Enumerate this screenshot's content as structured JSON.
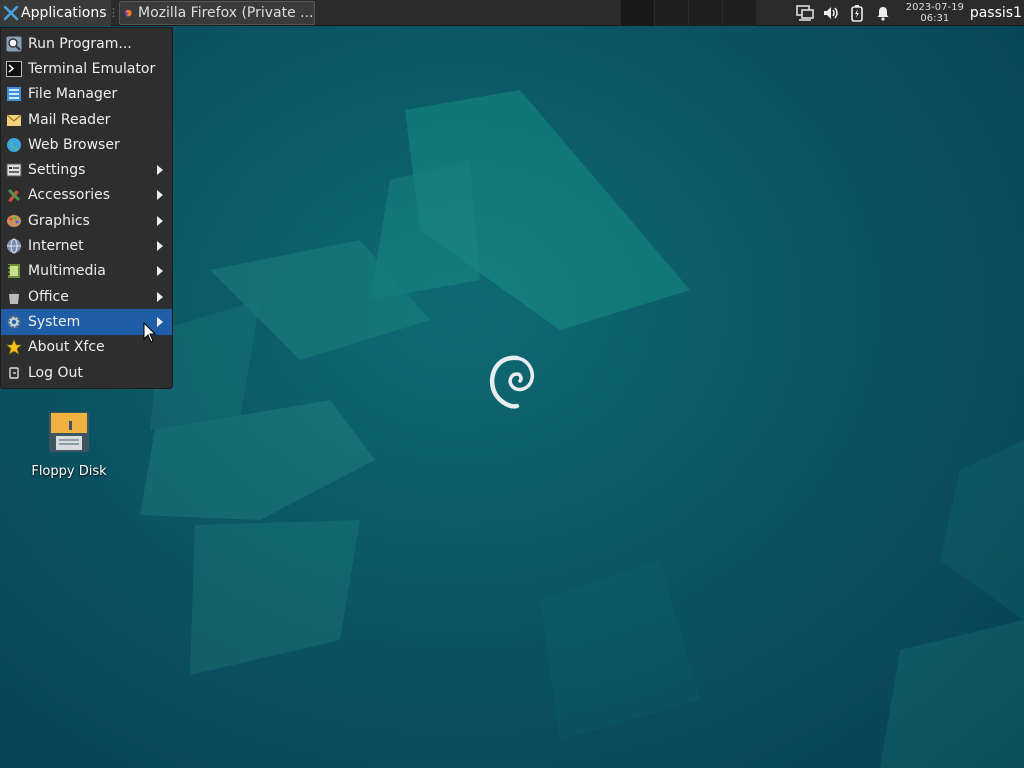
{
  "panel": {
    "applications_label": "Applications",
    "task_label": "Mozilla Firefox (Private ...",
    "date": "2023-07-19",
    "time": "06:31",
    "user": "passis1"
  },
  "menu": {
    "items": [
      {
        "label": "Run Program...",
        "icon": "search-icon",
        "submenu": false
      },
      {
        "label": "Terminal Emulator",
        "icon": "terminal-icon",
        "submenu": false
      },
      {
        "label": "File Manager",
        "icon": "file-manager-icon",
        "submenu": false
      },
      {
        "label": "Mail Reader",
        "icon": "mail-icon",
        "submenu": false
      },
      {
        "label": "Web Browser",
        "icon": "globe-icon",
        "submenu": false
      },
      {
        "label": "Settings",
        "icon": "settings-icon",
        "submenu": true
      },
      {
        "label": "Accessories",
        "icon": "accessories-icon",
        "submenu": true
      },
      {
        "label": "Graphics",
        "icon": "graphics-icon",
        "submenu": true
      },
      {
        "label": "Internet",
        "icon": "internet-icon",
        "submenu": true
      },
      {
        "label": "Multimedia",
        "icon": "multimedia-icon",
        "submenu": true
      },
      {
        "label": "Office",
        "icon": "office-icon",
        "submenu": true
      },
      {
        "label": "System",
        "icon": "gear-icon",
        "submenu": true,
        "selected": true
      },
      {
        "label": "About Xfce",
        "icon": "star-icon",
        "submenu": false
      },
      {
        "label": "Log Out",
        "icon": "logout-icon",
        "submenu": false
      }
    ]
  },
  "desktop": {
    "icons": [
      {
        "label": "Floppy Disk",
        "icon": "floppy-disk-icon"
      }
    ]
  },
  "colors": {
    "panel": "#2b2b2b",
    "menu": "#2e2e2e",
    "selection": "#1f5ea6",
    "wallpaper": "#0b5a67"
  }
}
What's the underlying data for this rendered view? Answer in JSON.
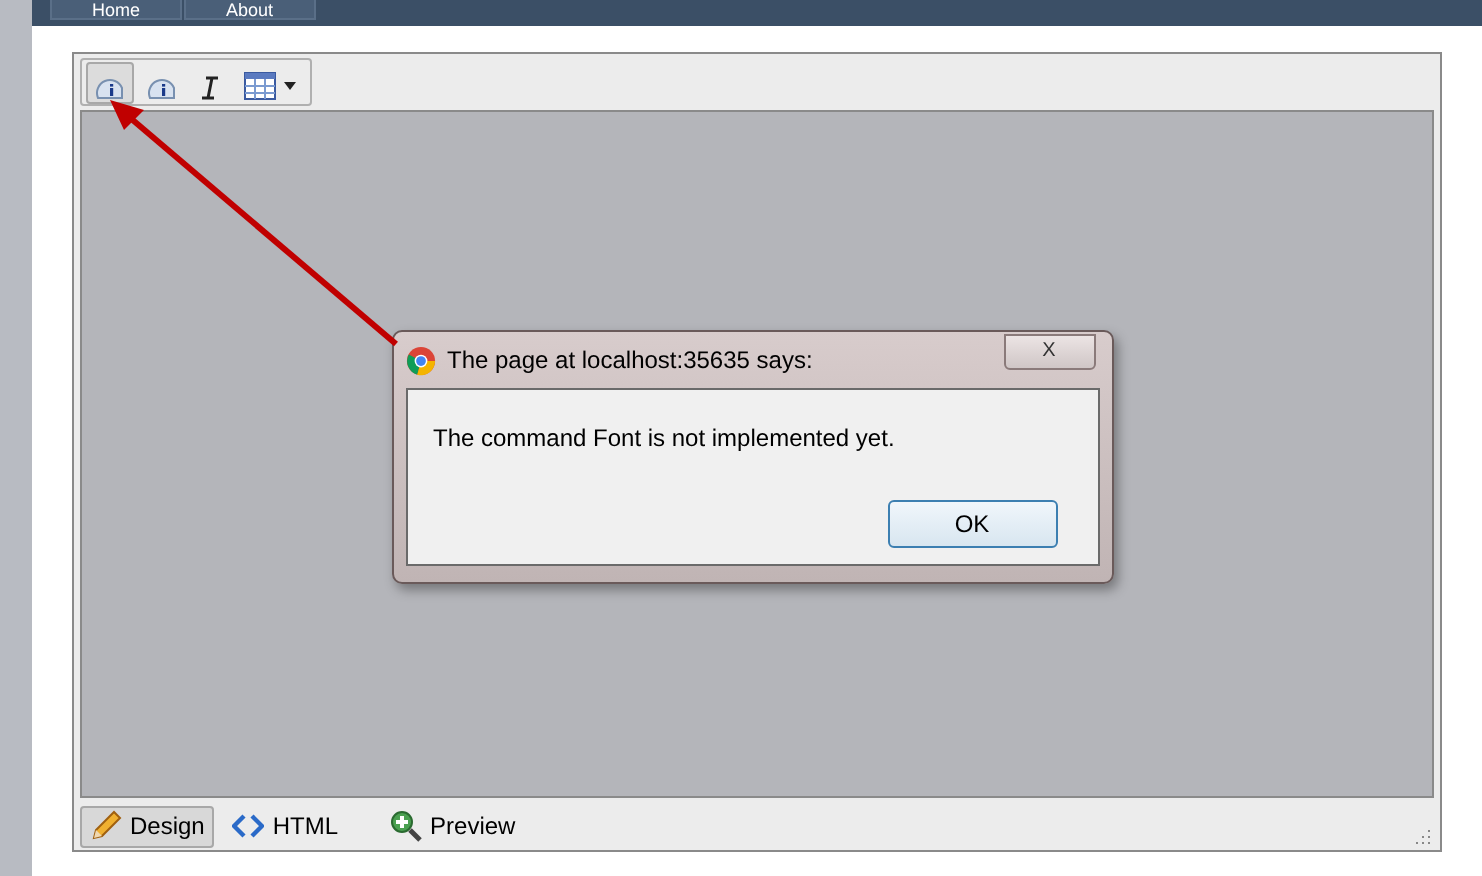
{
  "nav": {
    "tabs": [
      {
        "label": "Home"
      },
      {
        "label": "About"
      }
    ]
  },
  "toolbar": {
    "buttons": [
      {
        "kind": "info",
        "selected": true
      },
      {
        "kind": "info",
        "selected": false
      },
      {
        "kind": "italic",
        "selected": false
      },
      {
        "kind": "table",
        "selected": false
      }
    ]
  },
  "dialog": {
    "title": "The page at localhost:35635 says:",
    "close": "X",
    "message": "The command Font is not implemented yet.",
    "ok": "OK"
  },
  "mode_tabs": [
    {
      "label": "Design",
      "kind": "design",
      "selected": true
    },
    {
      "label": "HTML",
      "kind": "html",
      "selected": false
    },
    {
      "label": "Preview",
      "kind": "preview",
      "selected": false
    }
  ]
}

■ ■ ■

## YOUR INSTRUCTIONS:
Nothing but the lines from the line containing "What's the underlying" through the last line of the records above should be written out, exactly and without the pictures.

## ANSWER BELOW:
What's the underlying data for this rendered view? Answer in JSON.
{
  "nav": {
    "tabs": [
      {
        "label": "Home"
      },
      {
        "label": "About"
      }
    ]
  },
  "toolbar": {
    "buttons": [
      {
        "kind": "info",
        "selected": true
      },
      {
        "kind": "info",
        "selected": false
      },
      {
        "kind": "italic",
        "selected": false
      },
      {
        "kind": "table",
        "selected": false
      }
    ]
  },
  "dialog": {
    "title": "The page at localhost:35635 says:",
    "close": "X",
    "message": "The command Font is not implemented yet.",
    "ok": "OK"
  },
  "mode_tabs": [
    {
      "label": "Design",
      "kind": "design",
      "selected": true
    },
    {
      "label": "HTML",
      "kind": "html",
      "selected": false
    },
    {
      "label": "Preview",
      "kind": "preview",
      "selected": false
    }
  ]
}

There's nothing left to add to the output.